[Input data]
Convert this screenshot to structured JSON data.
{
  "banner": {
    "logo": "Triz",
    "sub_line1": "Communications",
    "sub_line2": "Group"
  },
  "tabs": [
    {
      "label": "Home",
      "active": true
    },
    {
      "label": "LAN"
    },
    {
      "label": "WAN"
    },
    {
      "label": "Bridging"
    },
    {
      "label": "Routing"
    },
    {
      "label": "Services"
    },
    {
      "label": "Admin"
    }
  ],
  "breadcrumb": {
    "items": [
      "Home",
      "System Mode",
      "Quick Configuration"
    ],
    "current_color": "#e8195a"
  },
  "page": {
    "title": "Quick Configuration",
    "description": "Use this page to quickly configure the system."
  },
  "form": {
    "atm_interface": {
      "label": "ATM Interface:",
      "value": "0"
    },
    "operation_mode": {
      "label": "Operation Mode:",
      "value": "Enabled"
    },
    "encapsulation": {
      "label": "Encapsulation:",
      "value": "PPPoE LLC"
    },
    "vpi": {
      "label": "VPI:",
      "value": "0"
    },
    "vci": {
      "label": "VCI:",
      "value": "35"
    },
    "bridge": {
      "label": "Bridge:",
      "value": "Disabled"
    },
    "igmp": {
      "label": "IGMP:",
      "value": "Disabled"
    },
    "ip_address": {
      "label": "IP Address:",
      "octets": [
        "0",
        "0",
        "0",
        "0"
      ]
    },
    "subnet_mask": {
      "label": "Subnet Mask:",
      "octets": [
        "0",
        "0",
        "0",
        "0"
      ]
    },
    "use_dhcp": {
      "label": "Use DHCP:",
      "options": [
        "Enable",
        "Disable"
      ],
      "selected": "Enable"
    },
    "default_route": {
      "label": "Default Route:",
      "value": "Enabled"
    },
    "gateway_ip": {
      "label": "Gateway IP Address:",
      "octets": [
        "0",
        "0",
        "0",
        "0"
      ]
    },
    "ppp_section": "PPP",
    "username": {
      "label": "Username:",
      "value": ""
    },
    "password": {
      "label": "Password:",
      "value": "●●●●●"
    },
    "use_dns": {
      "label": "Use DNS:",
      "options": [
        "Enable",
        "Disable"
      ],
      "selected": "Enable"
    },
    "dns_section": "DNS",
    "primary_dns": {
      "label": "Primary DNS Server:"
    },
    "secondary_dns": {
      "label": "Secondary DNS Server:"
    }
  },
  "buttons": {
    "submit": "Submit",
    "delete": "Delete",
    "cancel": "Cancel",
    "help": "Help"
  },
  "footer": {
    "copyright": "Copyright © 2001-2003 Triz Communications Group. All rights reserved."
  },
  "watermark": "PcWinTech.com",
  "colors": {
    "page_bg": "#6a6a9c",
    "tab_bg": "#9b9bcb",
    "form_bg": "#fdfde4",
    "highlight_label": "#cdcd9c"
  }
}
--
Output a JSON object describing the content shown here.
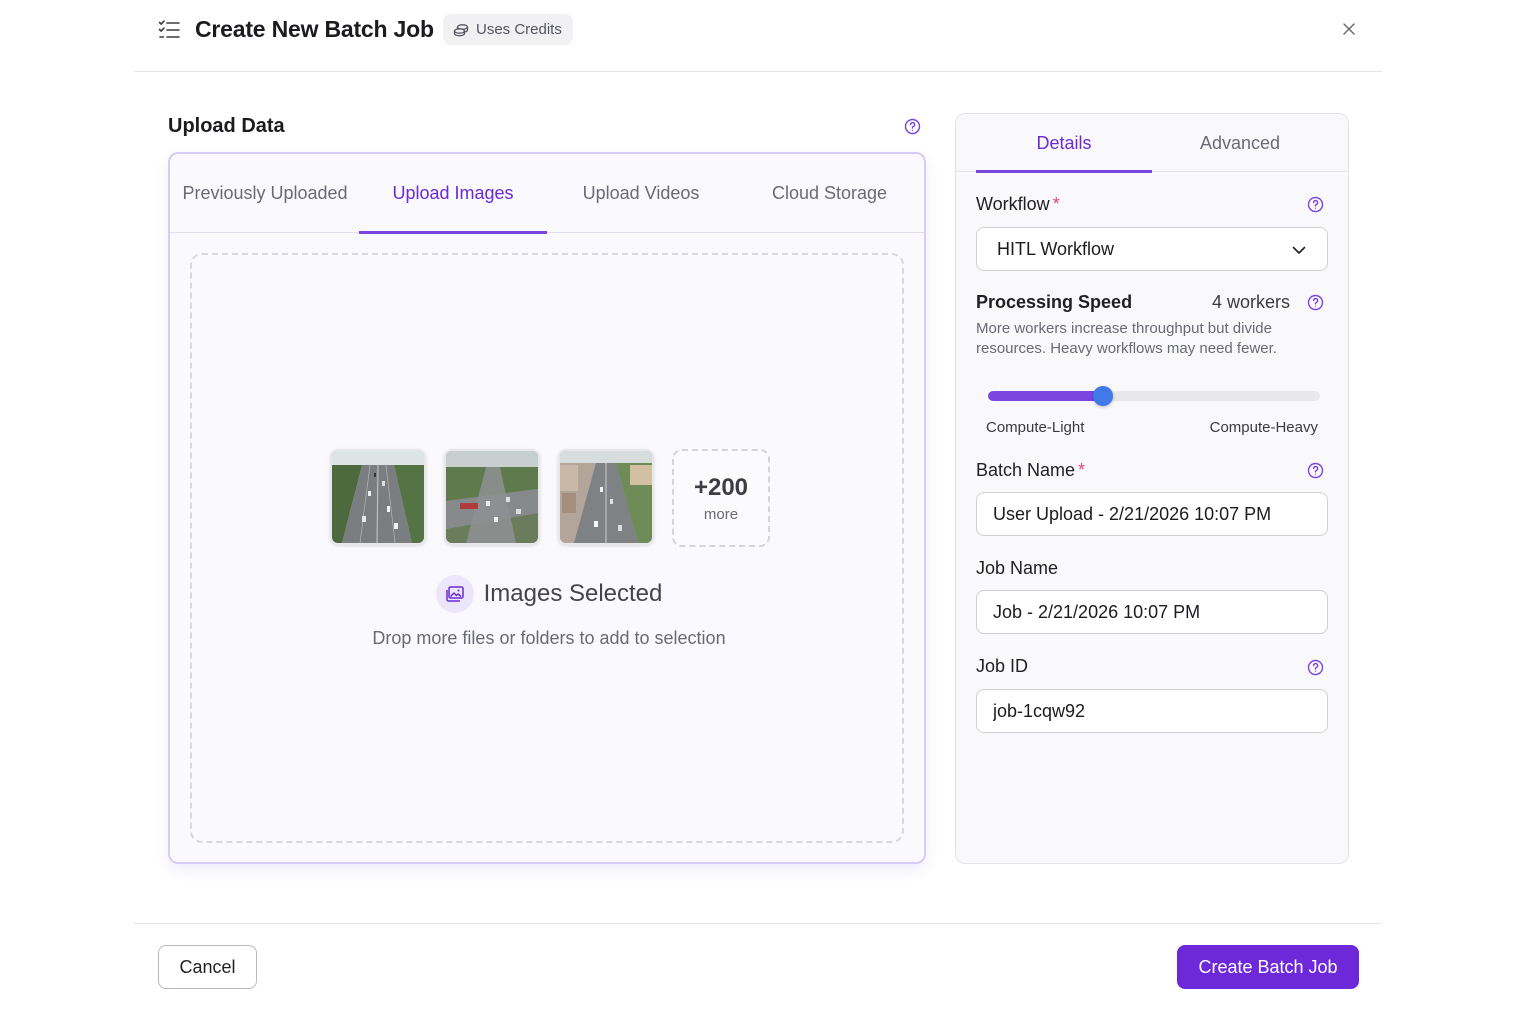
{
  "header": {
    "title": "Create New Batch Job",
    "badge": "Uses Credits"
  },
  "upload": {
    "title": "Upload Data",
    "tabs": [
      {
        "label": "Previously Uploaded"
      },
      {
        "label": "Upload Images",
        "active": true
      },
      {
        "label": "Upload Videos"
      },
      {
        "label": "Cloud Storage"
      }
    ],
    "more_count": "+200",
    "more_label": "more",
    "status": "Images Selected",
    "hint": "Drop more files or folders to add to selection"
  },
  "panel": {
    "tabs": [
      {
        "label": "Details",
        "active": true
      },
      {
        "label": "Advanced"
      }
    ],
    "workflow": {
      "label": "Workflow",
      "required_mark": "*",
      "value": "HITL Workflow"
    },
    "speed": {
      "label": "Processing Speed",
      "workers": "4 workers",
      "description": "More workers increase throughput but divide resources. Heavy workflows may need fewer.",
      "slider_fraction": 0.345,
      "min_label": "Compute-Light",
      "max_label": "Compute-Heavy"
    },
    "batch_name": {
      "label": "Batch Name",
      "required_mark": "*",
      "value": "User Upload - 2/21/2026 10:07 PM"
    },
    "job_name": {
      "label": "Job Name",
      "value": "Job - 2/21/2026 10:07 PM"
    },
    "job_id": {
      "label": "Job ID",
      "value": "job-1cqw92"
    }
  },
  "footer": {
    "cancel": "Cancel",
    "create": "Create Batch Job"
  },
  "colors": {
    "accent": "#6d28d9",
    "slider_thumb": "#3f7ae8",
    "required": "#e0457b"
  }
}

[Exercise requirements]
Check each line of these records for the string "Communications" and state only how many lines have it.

[Response to the exercise]
2